Yeah, who knows.
I’m too busy looking at power lines, telephone wires, street light’s tall tower;
tall piles of brick, rectangles aglow against traffic’s rush to even ever notice the moon or stars in a city. And in a grand hotel aside interstate’s constant hum, I was too distracted to even ever notice the absence of foghorn, ferry signal or frog’s song. I did, however, notice the giggles from a top-floor salt pool aside sweeping views of loading docks, shipping containers, ferries at rest.
We took a drive, a ferry, a long asphalt trail south to Seattle.
I always feel luck’s pulse whenever Priceline lands us next to Seattle’s new Central Library. The undergraduate architecture student still lives inside me and is in awe of this library’s interior and exterior movement: modern, crisp, clever.
I always feel luck’s pulse whenever all five of us are napping at the same time, and I honor time’s window when I can skip out the door, into a coffee parlor and explore city streets with camera in hand.
While skipping along, clicking photos I walked by a homeless man. I didn’t make eye contact or disturb him in any way (or at least I thought). As soon as I passed him, I heard the ruffle of trash bags, the scurry of a heavy body and hard breathing.
Yup. He started chasing me up the hill.
So much for peaceful walks through city streets.
Shit, I hate the city, ran through my head. So did, thank god I run and why didn’t I just stay in the hotel room and watch Behind the Music on VH1? I sprinted all the way up hill, around the block and to the door man, who asked if I was alright when he saw my look of horror as I entered the lobby.
Yeah, there’s tons of weirdos around here. You’ve got to be careful, he said.
Maybe I shouldn’t leave my tiny island, I said.
Horizon’s familiarity, so low and far-stretching across waves, bull kelp, logs adrift.
Still, there is beauty in the city.
Off island to find iinspiration in lines, patterns, muted urban colors.
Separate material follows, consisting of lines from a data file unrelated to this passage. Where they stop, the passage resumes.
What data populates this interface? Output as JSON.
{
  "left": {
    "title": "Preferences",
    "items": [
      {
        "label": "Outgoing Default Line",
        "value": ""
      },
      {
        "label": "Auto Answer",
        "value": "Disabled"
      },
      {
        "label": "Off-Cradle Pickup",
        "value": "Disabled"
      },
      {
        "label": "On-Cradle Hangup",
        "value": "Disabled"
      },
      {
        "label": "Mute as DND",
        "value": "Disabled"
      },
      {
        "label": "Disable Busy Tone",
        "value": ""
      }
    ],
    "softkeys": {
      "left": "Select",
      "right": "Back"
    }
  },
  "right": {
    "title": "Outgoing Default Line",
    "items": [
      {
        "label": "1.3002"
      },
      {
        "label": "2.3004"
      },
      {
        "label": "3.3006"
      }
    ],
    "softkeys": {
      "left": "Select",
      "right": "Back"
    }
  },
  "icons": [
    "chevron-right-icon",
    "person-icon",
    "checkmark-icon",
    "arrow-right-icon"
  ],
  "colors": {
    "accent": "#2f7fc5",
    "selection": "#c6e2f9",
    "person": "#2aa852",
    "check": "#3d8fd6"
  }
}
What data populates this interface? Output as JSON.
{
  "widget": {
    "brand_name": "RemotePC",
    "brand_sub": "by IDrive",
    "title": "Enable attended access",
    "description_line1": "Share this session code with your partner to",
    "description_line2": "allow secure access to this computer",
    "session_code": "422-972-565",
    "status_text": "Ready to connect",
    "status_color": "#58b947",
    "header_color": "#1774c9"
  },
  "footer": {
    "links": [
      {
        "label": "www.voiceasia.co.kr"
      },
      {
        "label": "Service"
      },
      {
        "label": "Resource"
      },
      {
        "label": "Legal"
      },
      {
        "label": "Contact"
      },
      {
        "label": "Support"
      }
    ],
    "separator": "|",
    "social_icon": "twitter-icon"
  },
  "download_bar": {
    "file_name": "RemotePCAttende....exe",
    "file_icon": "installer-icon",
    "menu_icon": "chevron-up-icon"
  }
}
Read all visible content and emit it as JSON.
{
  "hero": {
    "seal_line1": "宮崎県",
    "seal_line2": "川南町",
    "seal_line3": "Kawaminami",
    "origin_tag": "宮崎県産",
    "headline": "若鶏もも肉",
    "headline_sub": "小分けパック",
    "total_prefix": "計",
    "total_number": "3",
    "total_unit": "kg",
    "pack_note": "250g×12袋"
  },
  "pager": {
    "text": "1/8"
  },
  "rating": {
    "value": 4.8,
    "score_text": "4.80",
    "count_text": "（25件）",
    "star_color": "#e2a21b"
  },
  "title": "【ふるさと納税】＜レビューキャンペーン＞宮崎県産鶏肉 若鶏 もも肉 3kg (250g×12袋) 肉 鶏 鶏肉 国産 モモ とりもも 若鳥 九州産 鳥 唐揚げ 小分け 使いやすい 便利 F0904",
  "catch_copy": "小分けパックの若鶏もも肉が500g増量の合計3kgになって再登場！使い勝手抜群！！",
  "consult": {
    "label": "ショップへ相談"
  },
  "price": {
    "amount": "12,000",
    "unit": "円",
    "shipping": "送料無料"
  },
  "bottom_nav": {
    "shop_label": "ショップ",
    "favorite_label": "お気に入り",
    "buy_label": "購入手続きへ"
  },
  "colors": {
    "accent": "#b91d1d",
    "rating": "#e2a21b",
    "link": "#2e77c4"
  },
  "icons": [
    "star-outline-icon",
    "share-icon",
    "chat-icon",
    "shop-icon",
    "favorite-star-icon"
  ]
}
My Next Quilt
Olive, say cheese. Cheeeeesssseeeeee. Olive, I love you. Wooove wooooo.
Cousins at play, giggles over remember when stories and, simply, hearing our girls say Grandma, Grandpa on a regular basis makes me wish we all lived on one long, glorious street.
Freshly squeezed orange juice, King Salmon eggs Benedict: yup. Awesome.
We went to a Sounders game. ML Soccer is rad. Explosion of fan-crazed chants, a sea of team colors round stadium’s circle of stands.
Betty and Lucy brought Elisabeth-doll and Lucy-doll decked out in soccer jerseys, tiny cleats and shin guards. Luke got giddy posing the dolls with the stadium in the background. Not much of a sports fan, he was in awe of the soccer superfan, seemingly in every direction as he stood chuckling as the man the dad with two dolls in super-crazy soccer outfits. Funny scene for sure.
I believe there’s something about dolls. In my two daughters I see them ease into a different venue, unfamiliar experience when they experience it through doll play. In their pretend play, the dolls experience their own fears and expectations and in some way prepare them for reality.
It’s cool. We’re down with dolls.
I feel a few income brackets away from becoming the Sounders superfan I found living inside me. I dream of the private plane ride to Boeing Field, the taxi to my private condo where I house all my green/blue Sounders outfits. Maybe I’d even knit my own Sounders regalia scarf. Yup. I loved it.
Luke said, most I loved being with my sweet, funny family.
Olive, say cheese.
Olive, I love you.